Top of Provided information
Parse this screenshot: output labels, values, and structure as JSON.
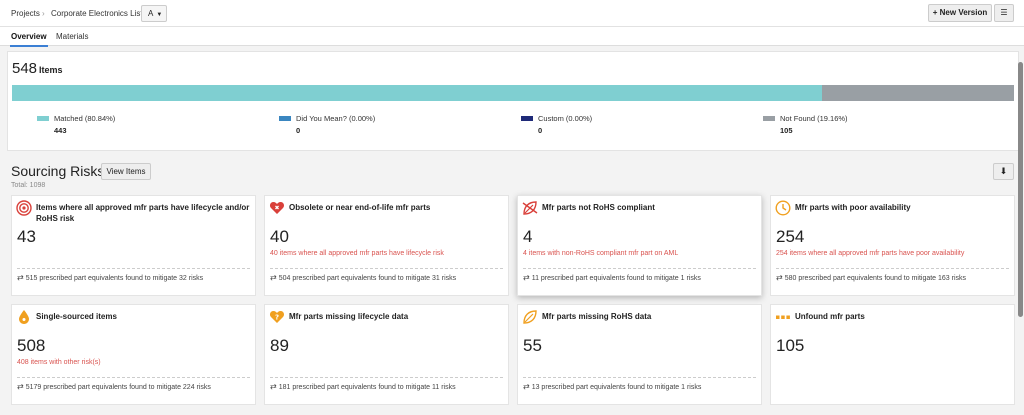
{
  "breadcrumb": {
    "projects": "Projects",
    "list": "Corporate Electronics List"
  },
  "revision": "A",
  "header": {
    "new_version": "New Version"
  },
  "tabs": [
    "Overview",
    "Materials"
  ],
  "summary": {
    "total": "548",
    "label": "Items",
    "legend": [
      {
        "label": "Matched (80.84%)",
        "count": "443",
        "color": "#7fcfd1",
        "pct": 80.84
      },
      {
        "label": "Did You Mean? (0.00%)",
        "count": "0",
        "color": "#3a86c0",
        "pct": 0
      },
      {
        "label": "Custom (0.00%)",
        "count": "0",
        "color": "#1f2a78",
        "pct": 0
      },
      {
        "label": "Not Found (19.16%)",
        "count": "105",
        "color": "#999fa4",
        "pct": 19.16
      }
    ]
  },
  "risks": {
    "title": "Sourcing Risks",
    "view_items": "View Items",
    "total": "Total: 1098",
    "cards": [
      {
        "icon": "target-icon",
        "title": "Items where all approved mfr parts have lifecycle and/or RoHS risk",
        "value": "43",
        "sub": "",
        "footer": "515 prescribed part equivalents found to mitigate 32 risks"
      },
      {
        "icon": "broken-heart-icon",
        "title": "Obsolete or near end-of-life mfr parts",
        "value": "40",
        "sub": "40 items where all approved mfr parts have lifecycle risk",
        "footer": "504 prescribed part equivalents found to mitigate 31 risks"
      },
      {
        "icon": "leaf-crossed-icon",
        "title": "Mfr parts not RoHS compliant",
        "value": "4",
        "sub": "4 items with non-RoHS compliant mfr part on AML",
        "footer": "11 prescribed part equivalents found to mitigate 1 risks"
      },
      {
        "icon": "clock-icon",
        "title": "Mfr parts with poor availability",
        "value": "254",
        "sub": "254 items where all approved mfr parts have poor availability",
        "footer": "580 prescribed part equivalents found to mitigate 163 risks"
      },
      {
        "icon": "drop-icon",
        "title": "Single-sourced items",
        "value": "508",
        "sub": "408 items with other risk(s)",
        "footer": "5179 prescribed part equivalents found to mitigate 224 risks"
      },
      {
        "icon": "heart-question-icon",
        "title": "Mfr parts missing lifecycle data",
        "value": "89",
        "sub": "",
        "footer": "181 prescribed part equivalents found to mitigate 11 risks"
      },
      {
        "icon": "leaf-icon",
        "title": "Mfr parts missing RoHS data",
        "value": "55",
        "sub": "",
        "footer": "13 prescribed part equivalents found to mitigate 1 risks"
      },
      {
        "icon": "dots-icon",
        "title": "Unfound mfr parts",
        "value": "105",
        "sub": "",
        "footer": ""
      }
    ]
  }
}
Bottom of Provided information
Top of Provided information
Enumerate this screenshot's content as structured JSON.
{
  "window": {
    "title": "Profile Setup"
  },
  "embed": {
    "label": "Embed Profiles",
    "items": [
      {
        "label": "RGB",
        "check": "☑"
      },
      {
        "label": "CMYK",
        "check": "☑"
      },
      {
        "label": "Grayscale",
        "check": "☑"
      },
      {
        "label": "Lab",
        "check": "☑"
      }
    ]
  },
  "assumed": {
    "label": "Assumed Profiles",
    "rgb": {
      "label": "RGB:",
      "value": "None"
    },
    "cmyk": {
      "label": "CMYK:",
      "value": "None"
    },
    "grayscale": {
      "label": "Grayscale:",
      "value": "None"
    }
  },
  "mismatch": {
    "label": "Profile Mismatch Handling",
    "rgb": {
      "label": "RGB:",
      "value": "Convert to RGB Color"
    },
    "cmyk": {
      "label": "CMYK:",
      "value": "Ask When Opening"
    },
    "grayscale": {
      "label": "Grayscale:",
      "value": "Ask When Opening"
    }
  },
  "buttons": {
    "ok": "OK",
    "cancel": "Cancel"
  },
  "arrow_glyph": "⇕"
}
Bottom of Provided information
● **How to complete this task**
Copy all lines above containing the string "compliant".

● **Written answer**
        "title": "Mfr parts not RoHS compliant",
        "sub": "4 items with non-RoHS compliant mfr part on AML",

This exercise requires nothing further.